World's billionaire club falls 30%, Forbes says in annual tally
The meltdown of global financial markets slashed the ranks of the world's billionaires by 30% in 2008, Forbes magazine reports in its annual tally of the planet’s richest people.
"The world has become a wealth wasteland," Forbes declares in the billionaire report on its website today. "Like the rest of us, the richest people in the world have endured a financial disaster over the past year."
Microsoft Corp. founder Bill Gates endured a disaster that I’m sure most people would love to experience for themselves: His net worth dived to $40 billion from $58 billion a year earlier.
Despite that decline he reclaimed the title of World’s Richest Man, because two other billionaires lost more, on paper, than Gates did.
Berkshire Hathaway Inc. CEO Warren E. Buffett, who was No. 1 on last year’s list, sank to No. 2 as his net worth plunged to $37 billion from $62 billion.

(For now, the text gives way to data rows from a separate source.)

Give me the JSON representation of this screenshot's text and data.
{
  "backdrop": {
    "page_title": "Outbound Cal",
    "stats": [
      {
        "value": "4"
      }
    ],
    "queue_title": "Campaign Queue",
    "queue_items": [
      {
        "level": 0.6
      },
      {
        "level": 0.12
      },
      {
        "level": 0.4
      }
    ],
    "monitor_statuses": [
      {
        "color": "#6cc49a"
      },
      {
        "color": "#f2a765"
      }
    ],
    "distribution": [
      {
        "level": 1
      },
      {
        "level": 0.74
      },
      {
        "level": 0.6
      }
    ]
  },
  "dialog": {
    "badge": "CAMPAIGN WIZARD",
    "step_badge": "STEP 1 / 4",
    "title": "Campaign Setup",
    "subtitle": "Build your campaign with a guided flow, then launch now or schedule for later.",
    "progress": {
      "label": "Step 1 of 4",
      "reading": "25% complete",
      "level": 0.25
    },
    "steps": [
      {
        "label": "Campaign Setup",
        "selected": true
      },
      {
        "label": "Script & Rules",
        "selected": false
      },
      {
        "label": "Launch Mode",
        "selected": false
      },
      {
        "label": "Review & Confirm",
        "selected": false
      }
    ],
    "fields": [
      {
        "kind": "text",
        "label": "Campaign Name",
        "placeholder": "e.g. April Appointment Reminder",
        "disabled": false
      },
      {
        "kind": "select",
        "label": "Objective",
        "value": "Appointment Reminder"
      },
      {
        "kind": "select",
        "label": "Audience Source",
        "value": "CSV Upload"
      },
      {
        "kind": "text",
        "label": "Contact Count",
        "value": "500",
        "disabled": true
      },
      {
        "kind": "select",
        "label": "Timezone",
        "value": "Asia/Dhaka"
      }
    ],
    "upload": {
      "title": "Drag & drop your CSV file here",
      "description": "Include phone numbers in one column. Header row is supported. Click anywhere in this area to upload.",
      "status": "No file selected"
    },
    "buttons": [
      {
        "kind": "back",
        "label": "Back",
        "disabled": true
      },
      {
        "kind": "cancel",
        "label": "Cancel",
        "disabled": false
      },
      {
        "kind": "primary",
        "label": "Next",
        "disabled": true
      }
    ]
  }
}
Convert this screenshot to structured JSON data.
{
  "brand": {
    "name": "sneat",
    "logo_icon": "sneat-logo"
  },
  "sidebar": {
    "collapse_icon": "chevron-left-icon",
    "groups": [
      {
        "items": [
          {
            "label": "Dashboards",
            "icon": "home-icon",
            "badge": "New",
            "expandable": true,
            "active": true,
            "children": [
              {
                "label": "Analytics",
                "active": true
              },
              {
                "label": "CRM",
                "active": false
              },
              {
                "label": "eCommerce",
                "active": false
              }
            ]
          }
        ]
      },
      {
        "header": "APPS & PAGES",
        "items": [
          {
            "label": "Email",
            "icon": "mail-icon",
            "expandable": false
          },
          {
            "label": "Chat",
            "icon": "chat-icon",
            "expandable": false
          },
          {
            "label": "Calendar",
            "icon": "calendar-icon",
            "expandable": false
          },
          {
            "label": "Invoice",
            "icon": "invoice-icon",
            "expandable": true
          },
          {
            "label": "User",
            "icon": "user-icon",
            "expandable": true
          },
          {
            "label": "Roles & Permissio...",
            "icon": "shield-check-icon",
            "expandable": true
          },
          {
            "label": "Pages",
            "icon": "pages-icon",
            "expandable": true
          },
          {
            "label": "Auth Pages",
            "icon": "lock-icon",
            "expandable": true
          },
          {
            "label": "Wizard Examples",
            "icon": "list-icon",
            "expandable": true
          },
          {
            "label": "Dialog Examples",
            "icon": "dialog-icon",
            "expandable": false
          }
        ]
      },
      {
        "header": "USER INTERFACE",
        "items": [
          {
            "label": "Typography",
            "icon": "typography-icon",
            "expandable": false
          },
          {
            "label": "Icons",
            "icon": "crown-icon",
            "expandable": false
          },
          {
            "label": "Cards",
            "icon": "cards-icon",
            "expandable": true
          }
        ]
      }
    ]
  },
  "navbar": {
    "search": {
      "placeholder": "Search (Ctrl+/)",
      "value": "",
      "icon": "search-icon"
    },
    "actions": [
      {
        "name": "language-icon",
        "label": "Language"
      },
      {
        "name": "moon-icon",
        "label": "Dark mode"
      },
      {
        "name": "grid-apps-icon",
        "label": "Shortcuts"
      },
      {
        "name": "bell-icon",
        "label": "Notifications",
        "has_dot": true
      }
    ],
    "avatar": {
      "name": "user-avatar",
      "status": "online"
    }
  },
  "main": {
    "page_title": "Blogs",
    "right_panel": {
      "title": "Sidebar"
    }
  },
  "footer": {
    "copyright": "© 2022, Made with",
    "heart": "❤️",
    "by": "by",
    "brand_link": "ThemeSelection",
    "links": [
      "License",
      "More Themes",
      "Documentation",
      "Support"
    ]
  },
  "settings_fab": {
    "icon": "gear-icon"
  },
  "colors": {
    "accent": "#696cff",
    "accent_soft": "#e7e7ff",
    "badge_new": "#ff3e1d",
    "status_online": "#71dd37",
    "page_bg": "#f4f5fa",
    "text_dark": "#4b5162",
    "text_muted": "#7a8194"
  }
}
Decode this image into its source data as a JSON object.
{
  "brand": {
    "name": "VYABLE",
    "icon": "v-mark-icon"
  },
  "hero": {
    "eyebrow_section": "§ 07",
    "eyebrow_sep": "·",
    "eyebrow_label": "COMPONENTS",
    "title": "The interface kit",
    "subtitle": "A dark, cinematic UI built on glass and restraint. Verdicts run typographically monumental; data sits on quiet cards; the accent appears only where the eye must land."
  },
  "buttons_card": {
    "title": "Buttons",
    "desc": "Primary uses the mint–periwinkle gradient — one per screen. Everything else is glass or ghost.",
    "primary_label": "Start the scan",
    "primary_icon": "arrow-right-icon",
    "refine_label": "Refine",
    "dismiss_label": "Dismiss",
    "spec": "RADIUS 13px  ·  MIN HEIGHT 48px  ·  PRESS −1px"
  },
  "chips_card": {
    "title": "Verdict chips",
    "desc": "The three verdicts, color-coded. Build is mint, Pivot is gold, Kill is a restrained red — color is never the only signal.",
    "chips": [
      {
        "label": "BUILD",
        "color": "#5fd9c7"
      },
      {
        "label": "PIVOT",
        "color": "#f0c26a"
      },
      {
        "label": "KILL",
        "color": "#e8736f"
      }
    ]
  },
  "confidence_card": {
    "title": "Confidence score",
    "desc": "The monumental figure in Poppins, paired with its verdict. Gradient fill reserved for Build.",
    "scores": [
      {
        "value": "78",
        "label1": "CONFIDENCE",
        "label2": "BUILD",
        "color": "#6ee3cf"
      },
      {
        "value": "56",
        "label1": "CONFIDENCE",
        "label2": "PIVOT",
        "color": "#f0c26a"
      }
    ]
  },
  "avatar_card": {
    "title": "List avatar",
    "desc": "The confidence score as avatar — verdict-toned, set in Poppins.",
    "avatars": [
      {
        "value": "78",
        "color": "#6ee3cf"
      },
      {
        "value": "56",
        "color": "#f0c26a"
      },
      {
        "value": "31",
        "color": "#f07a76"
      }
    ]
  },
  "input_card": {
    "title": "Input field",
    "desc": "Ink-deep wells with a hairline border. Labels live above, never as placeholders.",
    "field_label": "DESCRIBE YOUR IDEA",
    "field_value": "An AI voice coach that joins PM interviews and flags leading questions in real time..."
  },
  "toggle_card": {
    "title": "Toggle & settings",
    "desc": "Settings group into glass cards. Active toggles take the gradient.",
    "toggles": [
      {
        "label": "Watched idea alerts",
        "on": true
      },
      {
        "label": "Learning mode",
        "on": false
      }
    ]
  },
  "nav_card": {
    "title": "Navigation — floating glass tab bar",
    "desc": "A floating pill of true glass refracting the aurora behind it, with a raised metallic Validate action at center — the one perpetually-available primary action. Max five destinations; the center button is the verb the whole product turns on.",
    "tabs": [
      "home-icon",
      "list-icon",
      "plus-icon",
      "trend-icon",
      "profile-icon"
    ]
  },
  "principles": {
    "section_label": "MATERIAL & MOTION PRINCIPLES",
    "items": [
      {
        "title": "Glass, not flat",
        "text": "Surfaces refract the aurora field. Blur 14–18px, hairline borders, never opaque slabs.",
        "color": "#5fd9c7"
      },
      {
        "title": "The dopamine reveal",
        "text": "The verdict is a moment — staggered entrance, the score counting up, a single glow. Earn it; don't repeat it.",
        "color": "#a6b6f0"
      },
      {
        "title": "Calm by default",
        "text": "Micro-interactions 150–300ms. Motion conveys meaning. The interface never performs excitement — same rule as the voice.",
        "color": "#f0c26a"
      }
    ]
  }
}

And Mexican business magnate Carlos Slim Helu slid to No. 3, with wealth of $35 billion, down from $60 billion.
Overall, the number of billionaires fell to 793 from 1,125 a year ago, Forbes said. Their collective net worth: $2.4 trillion, a drop of $2 trillion from last year.
But there’s good news, of sorts, for America: "After slipping in recent years, the U.S. is regaining its dominance as a repository of wealth," Forbes said. "Americans account for 44% of the money and 45% of the list's slots, up seven and three percentage points from last year, respectively."
And even though Wall Street is a shadow of its former self, New York City regained its title as the billionaire capital of the world, after losing out to upstart Moscow last year.
New York has 55 of the wealthiest people on this year’s list. No. 2 is London, with 28. Then come Moscow (27), Hong Kong (21), Los Angeles (17), Dallas (14), Istanbul (13) and San Francisco (12).
After Gates, Buffett and Slim, here’s how the list of the 10 richest people rounds out (name, source of wealth, and 2008 net worth):
No. 4: Lawrence Ellison, U.S. software giant Oracle Corp., $22.5 billion.
No. 5: Ingvar Kamprad, Swedish retailer IKEA, $22 billion.
No. 6: Karl Albrecht, German supermarket giant Aldi, $21.5 billion.
No. 7: Mukesh Ambani, Indian petrochemicals, $19.5 billion.
No. 8: Lakshmi Mittal, Indian steel, $19.3 billion.
No. 9: Theo Albrecht, German supermarket giant Aldi and the Monrovia-based Trader Joe’s chain in the U.S., $18.8 billion.
No. 10: Amancio Ortega, Spanish retailing, $18.3 billion.
-- Tom Petruno
Top photo: Bill Gates. Credit: Manan Vatsyayana / AFP Getty Images
Bottom photo: Warren E. Buffett. Credit: Saul Loeb / AFP Getty Images